The Web Revolution in Education: How will it affect tutoring?

A revolution in education is under way, many believe. It is so huge that it can be compared to a tsunami; “But in anticipation that the information revolution is coming for colleges, Ivy League colleges are competing to create online classes without the Ivy League price tag and without the Ivy League admission hurdles. In a recent article in the New Yorker, the President of Stanford, John Hennessy said, “There’s a tsunami coming.””

“Daphne Koller, a professor of Computer Science at Stanford University and the co-founder of Coursera, a free online classroom, believes that Hennessy is right. “The tsunami is coming whether we like it or not.” she said. “You can be crushed or you can surf and it is better to surf.”” (The Big Idea That Can Revolutionize Higher Education: ‘MOOC’ - Laura McKenna – The Atlantic)

Coursera has attracted vast numbers of students. Its reach expands exponentially every day. In the Fall quarter, 104,000 students signed up for Stanford’s Machine Learning class. Koller explained that 60 percent of those students seemed be simply curious and did not continue the class. 40,000 students submitted assignments and 20,000 did a substantial amount of work. The grading curve was set relatively high. Only 13,000, or 65%, received certificate of completion rate.
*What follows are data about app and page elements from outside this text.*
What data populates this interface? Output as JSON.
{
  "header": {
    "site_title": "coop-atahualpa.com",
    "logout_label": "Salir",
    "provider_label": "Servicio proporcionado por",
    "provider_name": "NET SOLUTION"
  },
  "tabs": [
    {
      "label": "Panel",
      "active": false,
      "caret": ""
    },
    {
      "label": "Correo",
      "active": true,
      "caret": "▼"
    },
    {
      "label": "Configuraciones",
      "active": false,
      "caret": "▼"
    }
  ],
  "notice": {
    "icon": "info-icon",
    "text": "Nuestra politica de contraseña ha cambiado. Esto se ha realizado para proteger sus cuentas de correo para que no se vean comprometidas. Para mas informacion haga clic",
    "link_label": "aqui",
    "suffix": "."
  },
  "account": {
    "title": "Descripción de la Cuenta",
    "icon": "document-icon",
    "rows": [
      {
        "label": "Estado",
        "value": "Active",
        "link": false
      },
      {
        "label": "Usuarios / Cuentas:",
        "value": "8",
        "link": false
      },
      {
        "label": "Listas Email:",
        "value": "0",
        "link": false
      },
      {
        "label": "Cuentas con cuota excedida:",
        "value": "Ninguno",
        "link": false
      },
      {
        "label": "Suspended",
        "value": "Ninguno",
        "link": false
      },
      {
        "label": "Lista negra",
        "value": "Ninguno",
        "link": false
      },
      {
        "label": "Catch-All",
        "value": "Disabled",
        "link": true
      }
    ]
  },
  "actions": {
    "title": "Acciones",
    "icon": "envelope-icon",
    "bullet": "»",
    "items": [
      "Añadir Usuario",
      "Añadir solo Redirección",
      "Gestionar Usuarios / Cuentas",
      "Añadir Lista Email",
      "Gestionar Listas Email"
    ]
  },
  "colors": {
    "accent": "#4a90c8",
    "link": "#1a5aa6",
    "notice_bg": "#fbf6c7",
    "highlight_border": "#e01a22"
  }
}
Considering that a typical college class serves twenty to thirty students, 13,000 successful students is a considerable feat.”

What does this mean for parents of school age children, and to the children themselves?

As a matter of fact, I tutor more and more students that easily find help for their courses online, and some that take courses hosted online while in high school. Computer literacy is burgeoning for the young at heart. But what about whole courses online without a live teacher or a class schedule? That’s another animal. Few students are autodidacts, those who can discipline themselves to a self imposed schedule of concentration and hard work. Most of us, it seems, need the human touch to maintain a high level of disciplined work. I know I would rather have a professor or teacher to ask questions and to discuss issues. That’s natural and to be expected since we are a social species.

Whether or not a student is learning online or in real classes, tutoring is a personal touch that is sure to stay and grow as online courses grow.